Problem requirements: When the string "Edit" is part of a line in the data below, report the whole line.

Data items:
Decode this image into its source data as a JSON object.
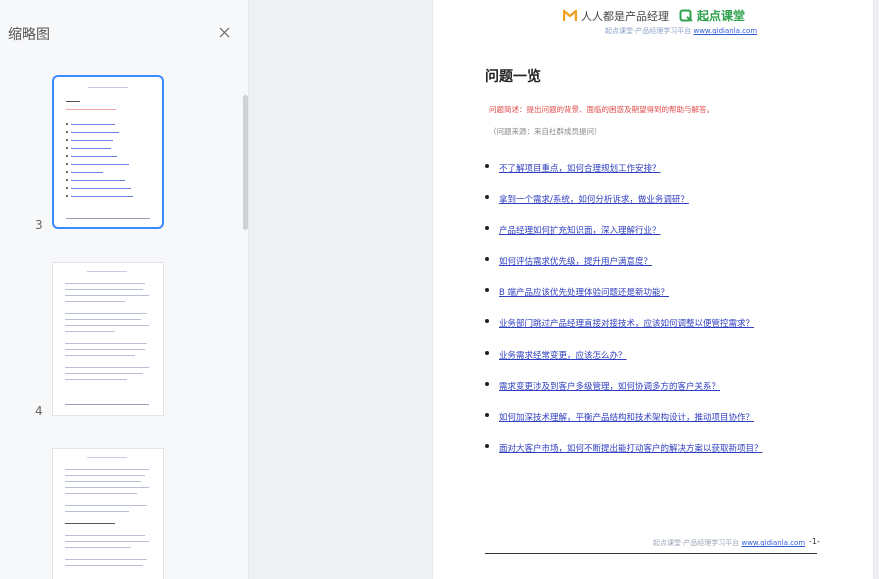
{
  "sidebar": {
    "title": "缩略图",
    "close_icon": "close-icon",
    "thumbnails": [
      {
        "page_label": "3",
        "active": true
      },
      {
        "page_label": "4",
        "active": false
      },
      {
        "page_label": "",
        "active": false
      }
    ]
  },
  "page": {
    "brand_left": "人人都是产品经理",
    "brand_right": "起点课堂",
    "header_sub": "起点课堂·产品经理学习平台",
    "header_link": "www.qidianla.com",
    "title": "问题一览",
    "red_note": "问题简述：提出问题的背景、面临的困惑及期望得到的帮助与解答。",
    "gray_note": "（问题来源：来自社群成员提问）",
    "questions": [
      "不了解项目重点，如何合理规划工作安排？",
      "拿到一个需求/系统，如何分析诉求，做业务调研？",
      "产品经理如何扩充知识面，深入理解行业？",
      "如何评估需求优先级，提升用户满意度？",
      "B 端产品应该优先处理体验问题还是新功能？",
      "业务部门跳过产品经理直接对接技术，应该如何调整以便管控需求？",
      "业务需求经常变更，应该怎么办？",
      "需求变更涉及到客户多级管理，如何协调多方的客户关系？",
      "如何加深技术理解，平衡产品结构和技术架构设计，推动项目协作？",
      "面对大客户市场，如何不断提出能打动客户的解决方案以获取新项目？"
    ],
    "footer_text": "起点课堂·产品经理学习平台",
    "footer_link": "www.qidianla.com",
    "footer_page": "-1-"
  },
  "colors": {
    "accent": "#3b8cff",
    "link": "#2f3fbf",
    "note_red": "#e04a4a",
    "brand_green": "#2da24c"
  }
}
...
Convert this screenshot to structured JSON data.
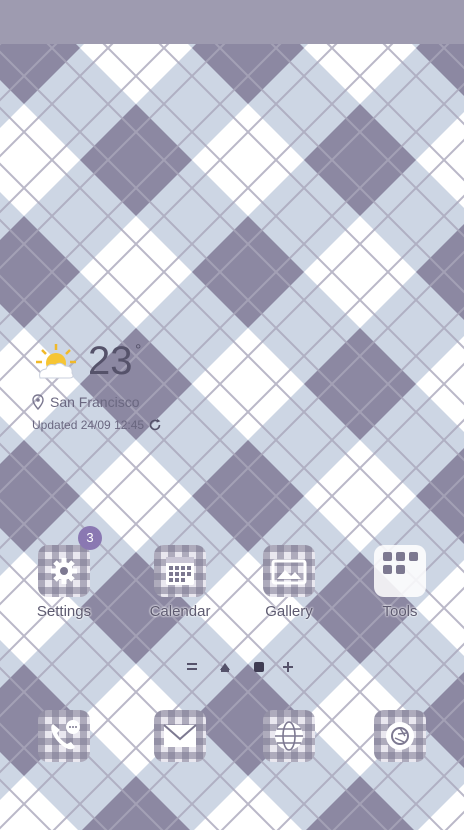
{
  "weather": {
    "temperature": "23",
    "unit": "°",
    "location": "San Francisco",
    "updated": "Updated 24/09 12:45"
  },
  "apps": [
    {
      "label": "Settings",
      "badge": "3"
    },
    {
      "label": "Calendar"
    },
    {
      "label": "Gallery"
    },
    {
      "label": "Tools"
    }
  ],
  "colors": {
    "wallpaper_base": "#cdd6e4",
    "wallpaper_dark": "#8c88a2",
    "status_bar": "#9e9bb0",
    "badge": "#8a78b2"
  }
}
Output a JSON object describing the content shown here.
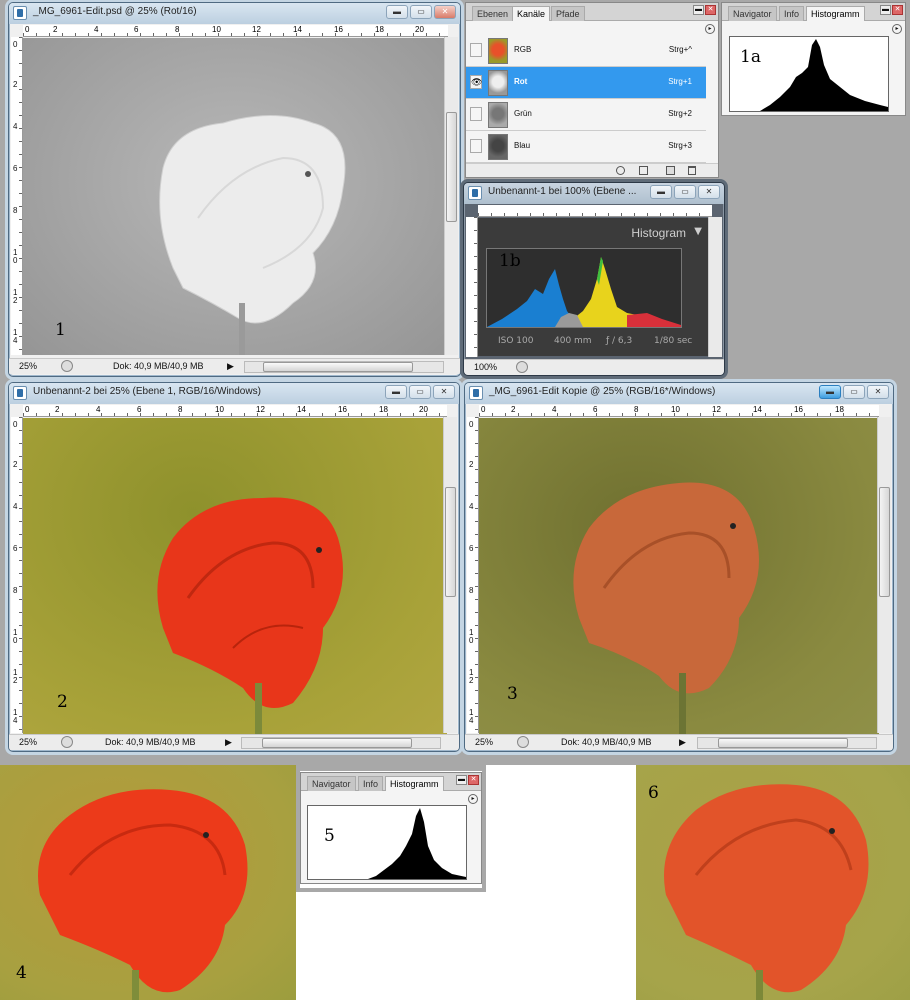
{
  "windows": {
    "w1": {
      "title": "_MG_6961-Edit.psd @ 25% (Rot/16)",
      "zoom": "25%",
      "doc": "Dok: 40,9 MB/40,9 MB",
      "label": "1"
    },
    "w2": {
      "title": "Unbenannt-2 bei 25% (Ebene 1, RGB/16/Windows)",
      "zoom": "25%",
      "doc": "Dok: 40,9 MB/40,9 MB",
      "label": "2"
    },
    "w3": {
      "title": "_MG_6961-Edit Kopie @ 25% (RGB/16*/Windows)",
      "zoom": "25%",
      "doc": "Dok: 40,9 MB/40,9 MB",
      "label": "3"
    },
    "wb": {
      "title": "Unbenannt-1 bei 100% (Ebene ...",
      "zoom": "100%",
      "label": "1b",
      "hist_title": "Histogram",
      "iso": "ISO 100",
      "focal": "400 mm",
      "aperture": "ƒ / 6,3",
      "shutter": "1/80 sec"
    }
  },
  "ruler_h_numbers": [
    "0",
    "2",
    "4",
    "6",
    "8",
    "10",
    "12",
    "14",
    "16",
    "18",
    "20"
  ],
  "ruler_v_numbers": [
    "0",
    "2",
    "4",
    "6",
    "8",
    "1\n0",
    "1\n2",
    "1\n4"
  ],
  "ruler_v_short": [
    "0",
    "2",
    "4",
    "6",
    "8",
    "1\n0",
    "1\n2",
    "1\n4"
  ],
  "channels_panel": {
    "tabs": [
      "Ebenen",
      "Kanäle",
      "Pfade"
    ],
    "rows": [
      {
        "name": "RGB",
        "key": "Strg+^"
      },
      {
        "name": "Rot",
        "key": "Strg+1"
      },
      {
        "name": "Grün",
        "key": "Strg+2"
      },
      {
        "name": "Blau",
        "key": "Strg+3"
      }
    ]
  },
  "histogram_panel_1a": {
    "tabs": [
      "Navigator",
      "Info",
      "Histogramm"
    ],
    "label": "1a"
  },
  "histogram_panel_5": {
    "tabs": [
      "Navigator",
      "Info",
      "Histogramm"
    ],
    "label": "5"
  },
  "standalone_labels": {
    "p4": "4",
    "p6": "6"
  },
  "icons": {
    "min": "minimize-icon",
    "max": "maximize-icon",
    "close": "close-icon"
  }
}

Result of this task:
      "title": "_MG_6961-Edit.psd @ 25% (Rot/16)",
      "title": "_MG_6961-Edit Kopie @ 25% (RGB/16*/Windows)",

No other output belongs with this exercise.